Though childbirth is a natural process, it still may require medical intervention — anything from minor medications to help the mother feel more comfortable to major interventions to protect the life of the mother and baby. Labor and delivery services at Temple Health aim to help each woman deliver her baby in a compassionate environment, while providing prompt, skilled medical services, including Caesarean section, when needed.
Active labor is typically described as 3 stages:
- Early stage — the cervix opens fully
- “Pushing” stage — the baby is delivered
- Final stage — the placenta is expelled
Each stage is generally shorter than the previous, but times vary wildly; one woman may complete labor and delivery in a very short amount of time, while another may spend more than 24 hours in the first stage alone.
When Medical Intervention May Be Necessary
Several difficulties that warrant medical intervention may occur during labor and delivery. Among the most common of these are:
- Labor pains. Many women may experience intense pain during labor and delivery, and appreciate holistic or medical pain management.
- Problems with the umbilical cord. This cord that delivers oxygen and nutrients from the mother to the baby may be wrapped around the baby’s neck, for example.
- Positioning concerns. Typically, babies emerge head-down. When they’re turned head-up or lengthwise, known as breach position, they may be harder to deliver.
- Placental problems. Sometimes, the placenta may cover the cervix, causing severe bleeding during delivery.
- Maternal health concerns. Conditions such as high blood pressure, diabetes and other diseases may make delivery more difficult for the mother.
- Multiple babies. Twins, triplets or larger numbers of infants may be more difficult to deliver safely.

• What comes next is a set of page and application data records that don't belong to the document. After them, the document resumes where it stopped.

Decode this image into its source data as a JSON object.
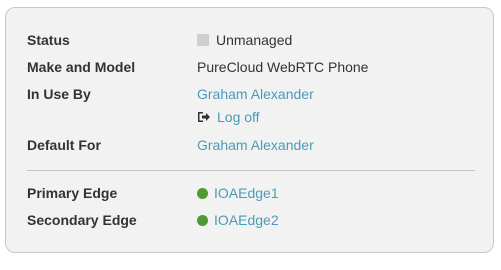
{
  "details": {
    "status": {
      "label": "Status",
      "value": "Unmanaged"
    },
    "make_model": {
      "label": "Make and Model",
      "value": "PureCloud WebRTC Phone"
    },
    "in_use_by": {
      "label": "In Use By",
      "user": "Graham Alexander",
      "logoff": "Log off"
    },
    "default_for": {
      "label": "Default For",
      "user": "Graham Alexander"
    },
    "primary_edge": {
      "label": "Primary Edge",
      "value": "IOAEdge1",
      "status_color": "#4f9a32"
    },
    "secondary_edge": {
      "label": "Secondary Edge",
      "value": "IOAEdge2",
      "status_color": "#4f9a32"
    }
  },
  "colors": {
    "link": "#4a9bb8",
    "status_unmanaged": "#cfcfcf",
    "online": "#4f9a32"
  }
}
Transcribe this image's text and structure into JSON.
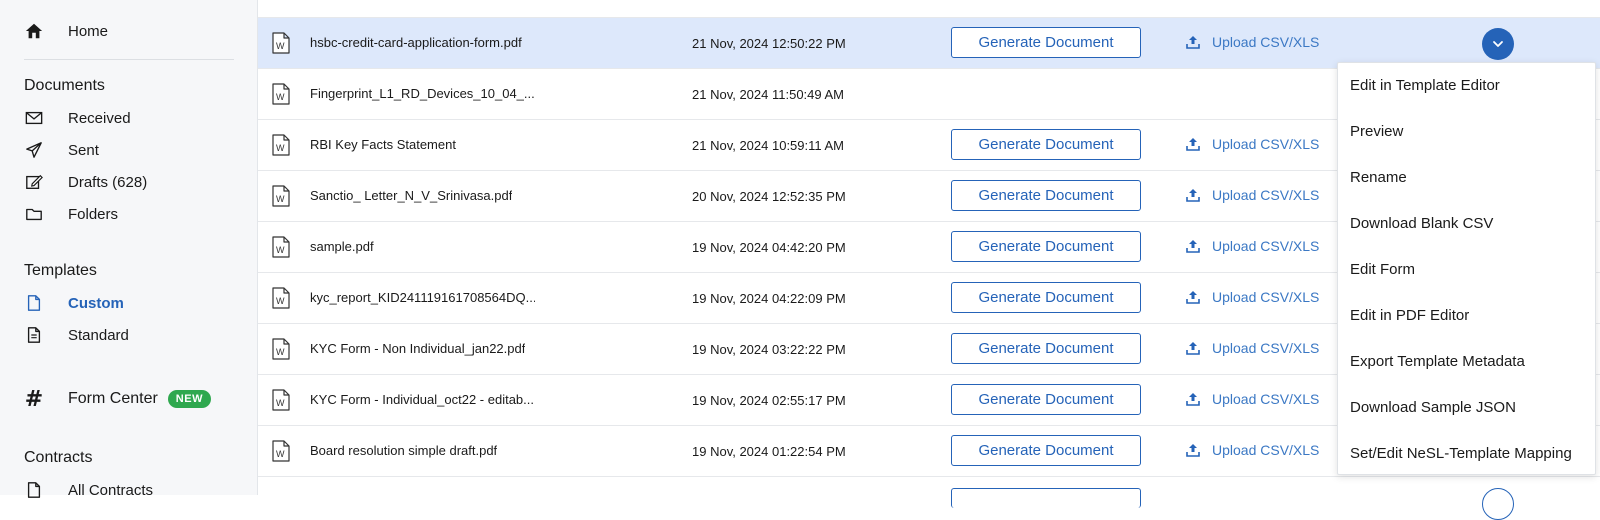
{
  "sidebar": {
    "home": "Home",
    "documents_title": "Documents",
    "received": "Received",
    "sent": "Sent",
    "drafts": "Drafts (628)",
    "folders": "Folders",
    "templates_title": "Templates",
    "custom": "Custom",
    "standard": "Standard",
    "form_center": "Form Center",
    "new_badge": "NEW",
    "contracts_title": "Contracts",
    "all_contracts": "All Contracts"
  },
  "actions": {
    "generate_label": "Generate Document",
    "upload_label": "Upload CSV/XLS"
  },
  "rows": [
    {
      "name": "hsbc-credit-card-application-form.pdf",
      "date": "21 Nov, 2024 12:50:22 PM"
    },
    {
      "name": "Fingerprint_L1_RD_Devices_10_04_...",
      "date": "21 Nov, 2024 11:50:49 AM"
    },
    {
      "name": "RBI Key Facts Statement",
      "date": "21 Nov, 2024 10:59:11 AM"
    },
    {
      "name": "Sanctio_ Letter_N_V_Srinivasa.pdf",
      "date": "20 Nov, 2024 12:52:35 PM"
    },
    {
      "name": "sample.pdf",
      "date": "19 Nov, 2024 04:42:20 PM"
    },
    {
      "name": "kyc_report_KID241119161708564DQ...",
      "date": "19 Nov, 2024 04:22:09 PM"
    },
    {
      "name": "KYC Form - Non Individual_jan22.pdf",
      "date": "19 Nov, 2024 03:22:22 PM"
    },
    {
      "name": "KYC Form - Individual_oct22 - editab...",
      "date": "19 Nov, 2024 02:55:17 PM"
    },
    {
      "name": "Board resolution simple draft.pdf",
      "date": "19 Nov, 2024 01:22:54 PM"
    }
  ],
  "menu": {
    "items": [
      "Edit in Template Editor",
      "Preview",
      "Rename",
      "Download Blank CSV",
      "Edit Form",
      "Edit in PDF Editor",
      "Export Template Metadata",
      "Download Sample JSON",
      "Set/Edit NeSL-Template Mapping"
    ]
  },
  "colors": {
    "accent": "#2563b8",
    "selected_row": "#dde8fb",
    "badge": "#2fa84f"
  }
}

Treatment for labor and delivery may be quite hands-off or highly interventional, depending on the situation. In any event, it’s important to keep close watch on the health of mother and baby. This can be done via external or internal monitors. Depending on how the labor is progressing, the mother may only need supportive coaching, or she may require pain medication, Cesarean section, or other medical assistance.
- Labor support and coaching help many women navigate childbirth successfully. The woman may learn breathing strategies, find effective labor positions or incorporate holistic practices such as guided imagery or hypnosis to manage pain and deliver efficiently.
- Many women find medical pain relief extremely beneficial during labor. Pain relief may include injections of medications or nerve blocks. Many women request an epidural, in which pain medication is delivered via catheter into the lower back, numbing the lower portion of the body.
- Labor induction is sometimes necessary when a baby is past term and the mother hasn’t gone into labor, or because of other medical complications. The doctor may administer the drug pitocin via intravenous line to initiate labor.
- Cesarean section, or surgical delivery of the baby, may be necessary when labor fails to progress, when the mother or baby is in distress, or when there are multiple babies. Also known as C-section, this procedure usually takes place under partial anesthesia, though sometimes general anesthesia is used. The doctor makes an opening in the mother’s abdomen and uterus and delivers the baby, then uses sutures to repair the uterus and abdominal wall. This procedure usually requires about 4 days’ stay in hospital for recovery.
- Other emergency treatments may be necessary during labor and delivery. Some women receive blood transfusions if they’ve experienced hemorrhaging, or excessive bleeding, after delivery.
Support for Mom & Baby
Temple Maternity Care offers a broad spectrum of labor and delivery care. Board-certified obstetricians, nurse midwives, nurses and physician assistants on staff work with each woman to make sure her birth experience is as rewarding as possible. Temple offers round-the-clock access to advanced medical technologies, from anesthesiology services to maternal-fetal medicine for high-risk births. After delivery, women are provided with plenty of bonding time, as well as specialized lactation coaching and extra training in washing, dressing and otherwise caring for the new baby.
Over 20 physicians make up the medical team of OB/GYN & Reproductive Endocrinology at Temple Health. Board-certified and fellowship-trained, these physicians are well-qualified to oversee the most difficult births. Their compassionate manner has earned many of them spots on Castle Connelly’s Top Doctors lists, as well as other local awards. Many perform research into obtaining the best outcomes for high-risk pregnancies.
Whatever issues faced by the mother and baby, Temple is a destination spot for patients in the Philadelphia area.